Watching the technicians dip a set of steel jaws into the murky water, Wells said, “It’s like that arcade game.”

He asked what polluted this particular part of the river and was told that the Navy used to manufacture ships nearby. “So Poplar Point, even though it looks pretty green and lush, it’s a pretty nasty place?” he asked.

He joked about learning firsthand how badly the Anacostia needs cleaning. “I’m not proud of this, but I flipped my sailboat over by the airport. So I’ve been in this water.”

Tetra Tech employee Ryan Murley, right, takes an initial survey of a sediment sample from the Anacostia River in Washington. (Linda Davidson/The Washington Post)

But he won’t commit to seeing that cleanup happen soon. In fact, he said, he isn’t sure the Department of the Environment will meet the June 2018 deadline that the D.C. Council set when he was a member.

“Until I know more about the whole process of doing this right now, I’m not going to commit to that date,” he said. “I think it’s very possible to meet the council deadline. . . . I’m not able to certify yet that we will make that date. But we will get there.”

When the boats are finished scooping up water and sediment samples, Tetra Tech will complete a report on which spots are polluted by what.

At that point, the Department of the Environment will come up with a plan for fixing the pollution, most likely by dredging or putting a cap over the worst spots, according to river cleanup experts.

And then, according to federal law, whichever parties have been found to be responsible for the pollution will be required to help pay to clean it up. Those parties might include any of the entities that have operated along the Anacostia for generations: companies such as CSX, the utilities Pepco and Washington Gas, and federal agencies such as the Army at Fort McNair and the Navy at the Navy Yard.

In similar circumstances in other cities, divvying up the enormous amount — project manager Dev Murali of the Department of the Environment said it could approach $1 billion in the Anacostia River case — has led straight to a courtroom.

Wells said he wants to avoid a court fight in the District, although environmental activists say that is unlikely.

“The different parties that will be responsible, I really want them to be on board. I don’t want to have to decide this in a courtroom,” Wells said. “I really don’t want to see [a scientific report] that’s easily challengeable. We really need to back this up by rock-solid science.”
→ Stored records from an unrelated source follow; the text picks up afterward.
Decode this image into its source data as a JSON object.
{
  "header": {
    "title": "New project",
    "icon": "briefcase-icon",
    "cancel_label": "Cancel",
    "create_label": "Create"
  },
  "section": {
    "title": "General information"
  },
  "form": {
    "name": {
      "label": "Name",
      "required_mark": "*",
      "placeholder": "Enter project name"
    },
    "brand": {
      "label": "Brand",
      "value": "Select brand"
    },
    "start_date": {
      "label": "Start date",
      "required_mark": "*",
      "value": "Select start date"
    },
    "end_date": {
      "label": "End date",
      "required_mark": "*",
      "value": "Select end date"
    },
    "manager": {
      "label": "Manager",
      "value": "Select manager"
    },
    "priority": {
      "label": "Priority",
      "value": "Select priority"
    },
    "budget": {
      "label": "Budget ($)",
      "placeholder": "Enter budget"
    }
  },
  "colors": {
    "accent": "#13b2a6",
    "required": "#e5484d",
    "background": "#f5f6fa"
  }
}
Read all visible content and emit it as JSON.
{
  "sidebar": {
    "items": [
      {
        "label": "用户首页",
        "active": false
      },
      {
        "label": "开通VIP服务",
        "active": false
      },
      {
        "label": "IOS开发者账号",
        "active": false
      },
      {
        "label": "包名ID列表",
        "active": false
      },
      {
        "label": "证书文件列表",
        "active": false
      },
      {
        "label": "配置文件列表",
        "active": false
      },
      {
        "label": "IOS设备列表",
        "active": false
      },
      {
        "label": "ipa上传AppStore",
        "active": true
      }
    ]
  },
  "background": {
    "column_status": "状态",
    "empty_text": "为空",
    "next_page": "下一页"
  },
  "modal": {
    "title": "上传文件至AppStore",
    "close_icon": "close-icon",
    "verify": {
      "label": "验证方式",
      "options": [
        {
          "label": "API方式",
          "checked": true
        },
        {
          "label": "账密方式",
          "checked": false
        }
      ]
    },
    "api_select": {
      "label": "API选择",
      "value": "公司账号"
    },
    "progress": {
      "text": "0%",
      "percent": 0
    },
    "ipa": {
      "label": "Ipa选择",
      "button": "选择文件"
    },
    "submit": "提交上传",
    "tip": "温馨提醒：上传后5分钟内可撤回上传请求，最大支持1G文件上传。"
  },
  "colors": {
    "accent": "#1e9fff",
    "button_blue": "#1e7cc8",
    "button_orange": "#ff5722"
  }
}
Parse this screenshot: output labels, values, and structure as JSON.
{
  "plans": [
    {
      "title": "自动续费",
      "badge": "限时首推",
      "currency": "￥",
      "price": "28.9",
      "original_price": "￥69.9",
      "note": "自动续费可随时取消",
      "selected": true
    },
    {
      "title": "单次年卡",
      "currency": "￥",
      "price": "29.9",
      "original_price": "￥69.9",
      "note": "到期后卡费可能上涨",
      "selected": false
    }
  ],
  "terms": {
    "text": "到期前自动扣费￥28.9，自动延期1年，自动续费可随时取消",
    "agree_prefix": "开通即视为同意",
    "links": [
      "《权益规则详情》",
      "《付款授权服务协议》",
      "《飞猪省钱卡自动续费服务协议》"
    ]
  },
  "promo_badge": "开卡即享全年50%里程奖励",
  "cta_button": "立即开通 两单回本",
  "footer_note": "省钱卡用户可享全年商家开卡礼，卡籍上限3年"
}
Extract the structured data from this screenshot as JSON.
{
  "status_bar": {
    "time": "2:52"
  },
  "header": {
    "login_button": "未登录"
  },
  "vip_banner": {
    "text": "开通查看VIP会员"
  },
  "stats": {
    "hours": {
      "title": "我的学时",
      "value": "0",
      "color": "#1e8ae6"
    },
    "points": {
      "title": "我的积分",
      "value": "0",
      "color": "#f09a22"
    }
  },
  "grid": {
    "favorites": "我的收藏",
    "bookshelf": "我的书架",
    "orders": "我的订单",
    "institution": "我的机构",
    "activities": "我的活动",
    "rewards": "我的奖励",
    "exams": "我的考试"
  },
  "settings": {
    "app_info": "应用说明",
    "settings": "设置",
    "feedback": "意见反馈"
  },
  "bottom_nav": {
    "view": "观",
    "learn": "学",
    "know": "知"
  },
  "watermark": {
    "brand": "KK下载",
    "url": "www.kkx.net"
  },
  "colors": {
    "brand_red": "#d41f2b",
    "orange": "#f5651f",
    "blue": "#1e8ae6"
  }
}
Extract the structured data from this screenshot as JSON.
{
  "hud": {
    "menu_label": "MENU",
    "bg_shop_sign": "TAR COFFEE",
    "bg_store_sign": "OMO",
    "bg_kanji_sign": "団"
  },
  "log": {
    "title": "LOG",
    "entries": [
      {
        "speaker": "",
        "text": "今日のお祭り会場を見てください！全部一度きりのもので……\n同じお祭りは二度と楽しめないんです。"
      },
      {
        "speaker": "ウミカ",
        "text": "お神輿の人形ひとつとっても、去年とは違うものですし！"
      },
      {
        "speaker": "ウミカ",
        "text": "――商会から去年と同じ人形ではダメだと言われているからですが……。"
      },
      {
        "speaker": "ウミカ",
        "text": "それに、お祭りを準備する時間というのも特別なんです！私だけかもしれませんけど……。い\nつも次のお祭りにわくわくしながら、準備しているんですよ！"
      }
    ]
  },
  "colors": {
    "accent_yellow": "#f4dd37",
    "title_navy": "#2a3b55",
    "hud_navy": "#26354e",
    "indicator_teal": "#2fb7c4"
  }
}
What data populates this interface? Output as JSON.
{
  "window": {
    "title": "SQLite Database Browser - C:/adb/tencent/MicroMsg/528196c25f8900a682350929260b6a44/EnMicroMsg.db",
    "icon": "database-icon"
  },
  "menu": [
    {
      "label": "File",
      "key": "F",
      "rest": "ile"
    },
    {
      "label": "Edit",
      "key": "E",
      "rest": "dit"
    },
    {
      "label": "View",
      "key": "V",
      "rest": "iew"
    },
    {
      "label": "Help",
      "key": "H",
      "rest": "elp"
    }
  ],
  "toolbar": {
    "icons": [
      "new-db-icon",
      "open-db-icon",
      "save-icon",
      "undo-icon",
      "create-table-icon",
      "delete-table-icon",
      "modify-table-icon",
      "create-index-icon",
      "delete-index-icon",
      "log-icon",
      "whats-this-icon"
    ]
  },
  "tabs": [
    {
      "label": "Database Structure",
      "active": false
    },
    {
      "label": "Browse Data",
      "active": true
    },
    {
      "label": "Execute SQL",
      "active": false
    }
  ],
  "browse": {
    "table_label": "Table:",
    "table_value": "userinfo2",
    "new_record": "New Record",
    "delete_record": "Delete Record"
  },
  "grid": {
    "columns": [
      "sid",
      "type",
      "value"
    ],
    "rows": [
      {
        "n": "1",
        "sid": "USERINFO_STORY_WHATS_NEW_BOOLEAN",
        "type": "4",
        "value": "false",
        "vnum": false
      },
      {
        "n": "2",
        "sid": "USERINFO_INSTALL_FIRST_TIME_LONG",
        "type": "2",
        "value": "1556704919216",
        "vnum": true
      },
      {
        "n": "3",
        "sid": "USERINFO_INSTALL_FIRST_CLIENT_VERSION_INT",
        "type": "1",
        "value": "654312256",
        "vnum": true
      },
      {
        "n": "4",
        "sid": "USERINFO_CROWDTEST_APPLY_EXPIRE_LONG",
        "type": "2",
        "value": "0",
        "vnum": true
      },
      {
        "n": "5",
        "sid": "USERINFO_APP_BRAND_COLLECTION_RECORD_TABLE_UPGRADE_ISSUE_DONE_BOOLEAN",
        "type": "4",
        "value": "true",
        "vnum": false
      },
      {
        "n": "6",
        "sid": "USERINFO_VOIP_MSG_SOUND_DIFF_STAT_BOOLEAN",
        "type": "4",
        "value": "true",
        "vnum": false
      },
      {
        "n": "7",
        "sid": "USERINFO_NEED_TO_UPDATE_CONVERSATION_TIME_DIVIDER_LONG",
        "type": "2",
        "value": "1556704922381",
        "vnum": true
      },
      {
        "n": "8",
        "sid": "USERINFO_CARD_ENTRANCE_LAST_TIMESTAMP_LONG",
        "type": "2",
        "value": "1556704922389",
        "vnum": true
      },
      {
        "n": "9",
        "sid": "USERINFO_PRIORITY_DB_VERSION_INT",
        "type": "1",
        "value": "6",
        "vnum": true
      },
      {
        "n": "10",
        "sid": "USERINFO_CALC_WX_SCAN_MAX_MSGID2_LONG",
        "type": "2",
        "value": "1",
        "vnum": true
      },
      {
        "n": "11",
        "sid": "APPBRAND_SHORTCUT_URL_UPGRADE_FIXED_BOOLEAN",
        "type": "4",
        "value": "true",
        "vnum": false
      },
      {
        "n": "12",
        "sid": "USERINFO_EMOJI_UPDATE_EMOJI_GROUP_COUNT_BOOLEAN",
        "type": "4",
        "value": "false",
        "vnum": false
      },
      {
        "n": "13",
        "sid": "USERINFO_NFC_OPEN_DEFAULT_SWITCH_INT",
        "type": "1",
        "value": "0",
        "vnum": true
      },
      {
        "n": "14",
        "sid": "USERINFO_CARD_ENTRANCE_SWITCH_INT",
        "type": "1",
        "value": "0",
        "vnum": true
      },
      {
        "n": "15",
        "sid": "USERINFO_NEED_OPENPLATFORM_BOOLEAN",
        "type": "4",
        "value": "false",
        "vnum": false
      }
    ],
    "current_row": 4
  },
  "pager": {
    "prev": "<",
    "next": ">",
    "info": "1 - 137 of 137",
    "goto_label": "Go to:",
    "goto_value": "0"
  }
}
What the science looks like, this month, is an iPad on a noisy boat on the Anacostia, telling Tetra Tech contractors where they should hang the vibrating machine over the water and drill through an opening in the bottom of the boat to press a stainless steel core into the earth.

It’s a base along the water where those cores, four inches in diameter and filled with sediment, are hoisted onto land and then cooled in a free-standing, walk-in refrigerator that keeps volatile compounds in the dirt from escaping.

It’s a tent where the plastic sleeve inside one of those metal cores is slid out and then sliced open with a drill. It’s two scientists quickly sniffing that dirt, some of it exposed to the air at that moment for the first time in a century, with both an electronic nose and their own noses, for the scent of petroleum components.

“Often the first indication of whether you have a clean core or a dirty core, if I can use two categories like that, is when you crack it open — the smell,” said Brad Schrotenboer, a technician for Tetra Tech. He moved methodically down the core, from the most recent sediment at the top toward the older stuff at the bottom. Inch by inch, he peered at the dirt to check its consistency and color, rubbed it between his fingers, and picked up chunks to hold to his nose.

With each break in the core’s composition, Schrotenboer and colleague Ryan Murley filled jars with the mud, to be sent to a lab in Pittsburgh that will analyze them.

Those samples will be tested for all of the suspected pollutants of the past: mercury, cyanide, carcinogenic PCBs and about a half dozen others.

“Every core tells a story,” Schrotenboer said.

“It’s a real look back into the past,” Murley added.

And if their work leads to a swimmable, fishable Anacostia, then that long-buried core is also a look into the future.